Hypercalcemia of malignancy causes, symptoms, diagnosis and treatment medguidance blood cancer diagnosis

Your bones are mostly made of calcium, but 1% of your body’s calcium is in the blood. Calcium helps your body form bones and promotes normal nerve, muscle, and brain function. Your body regulates the level of calcium in many different ways. Kidneys and parathyroid hormone play a big role in this. The parathyroid gland releases parathyroid hormone, and the kidneys work to expel excess calcium out of your blood.

The reference range of calcium in blood varies among laboratories, but is generally within 8.7-10.4 mg/dL. The levels are a bit higher in children. About 50% of calcium binds itself to protein (albumin), whereas the remaining is ionized and is found in physiologic active form. Due to certain reasons, some people have more calcium in their blood than normal. This is called hypercalcemia, which may have life-threatening consequences, especially when it happens due to hypercalcemia of malignancy.

What Causes Hypercalcemia?

Up to 20% of patients with malignancies develop hypercalcemia at some stage, which makes malignancy the most common cause of hypercalcemia. The risks are higher with certain types of cancers, such as squamous cell head and neck cancers, squamous cell lung, multiple myeloma, breast cancer, renal cell cancer, t-cell lymphomas, and ovarian cancer. Other Causes of Hypercalcemia

• Immobility: People with cancer or those suffering from another disease that causes them to spend more time on bed may lead to the development of hypercalcemia. Bones will also release more calcium into the blood when they stop bearing weight.

Hypercalcemia of malignancy may indicate the spread of cancer to bones in the body – this works through a process called metastasis. Cancer cells can spread to other parts of the body through the blood and lymph systems. Sometimes, cancer spreads to bones from the adjacent cancer, which results in injury to the bone tissue.

Bone may appear static, but it is actually very dynamic and remodels itself constantly. Humans recycle up to 7% of their bone mass every week. Bone remodeling also regulates blood calcium levels. Only 1% of the calcium in the body is reserved for several processes such as nerve function, contraction of muscles, cell division, and blood clotting. The rest of it is in the bones. Bones release calcium when there is a shortage of calcium in the blood. Hypercalcemia of malignancy disturbs this balance and makes bones to release more calcium into the bloodstream. What Are the Signs and Symptoms of Hypercalcemia?

The condition develops very slowly and there are no real symptoms in the beginning. Some patients may experience more symptoms early, while others may not until it becomes worse. Some of the most common symptoms are nausea, vomiting, loss of appetite, headaches, fatigue, increased thirst, frequent urination, constipation, and depression. Sever hypercalcemia may produce symptoms such as irregular heartbeat, coma, loss of consciousness, kidney stones, and heart attack. How Is Hypercalcemia Diagnosed?

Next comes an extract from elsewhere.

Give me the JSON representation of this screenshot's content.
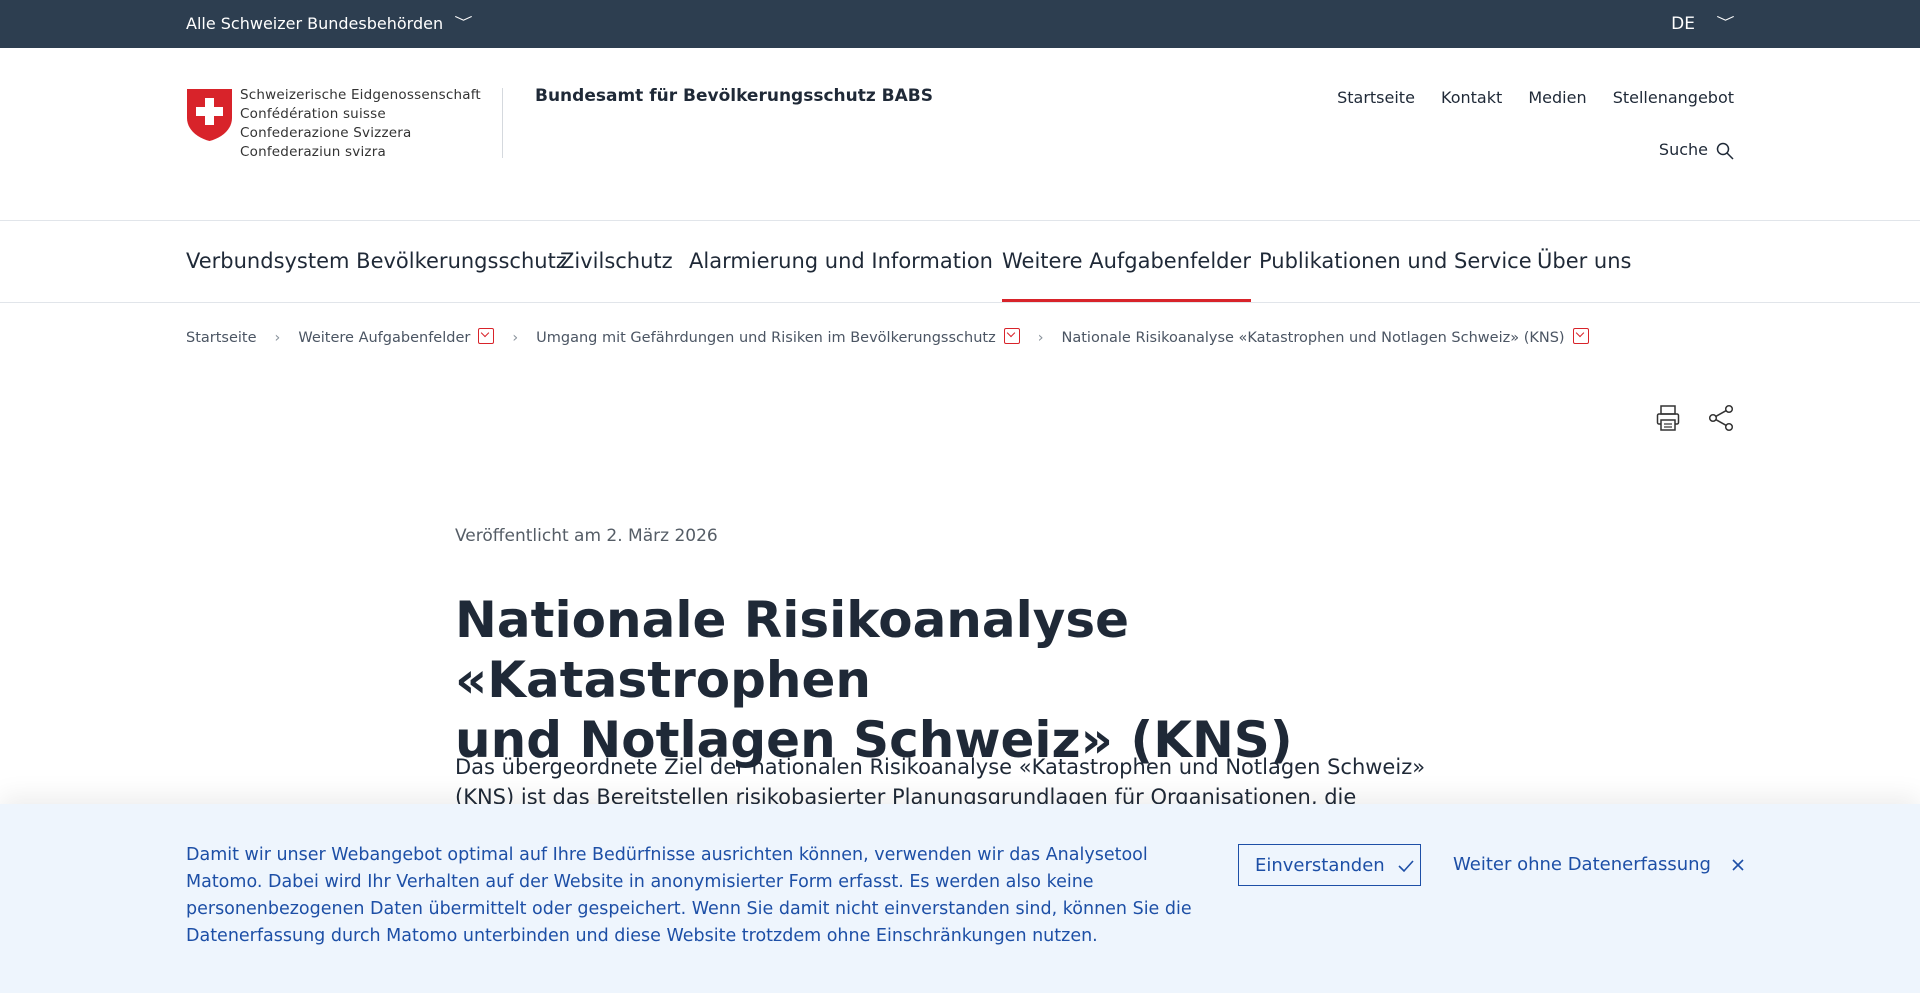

A blood test confirms if a person has hypercalcemia. The test checks blood calcium levels. The levels are considered normal if the result is between 8.5 and 10.5mg per deciliter. Tests may be repeated a couple of times to confirm elevated calcium levels. How Is Hypercalcemia of Malignancy Treated?

• Hydration: Increasing oral fluid intake is one of many ways to treat hypercalcemia. Some cases require intravenous administration of fluids. Fluids dilute the concentration of calcium and helps your body eliminate excess calcium through urine.

• Bisphosphonates: The use of bisphosphonate drugs helps prevent loss of bone that may happen in case of metastatic lesions. This decreases pain and reduces the risk of fractures. These drugs inhibit bone breakdown to lower the levels of calcium in the blood.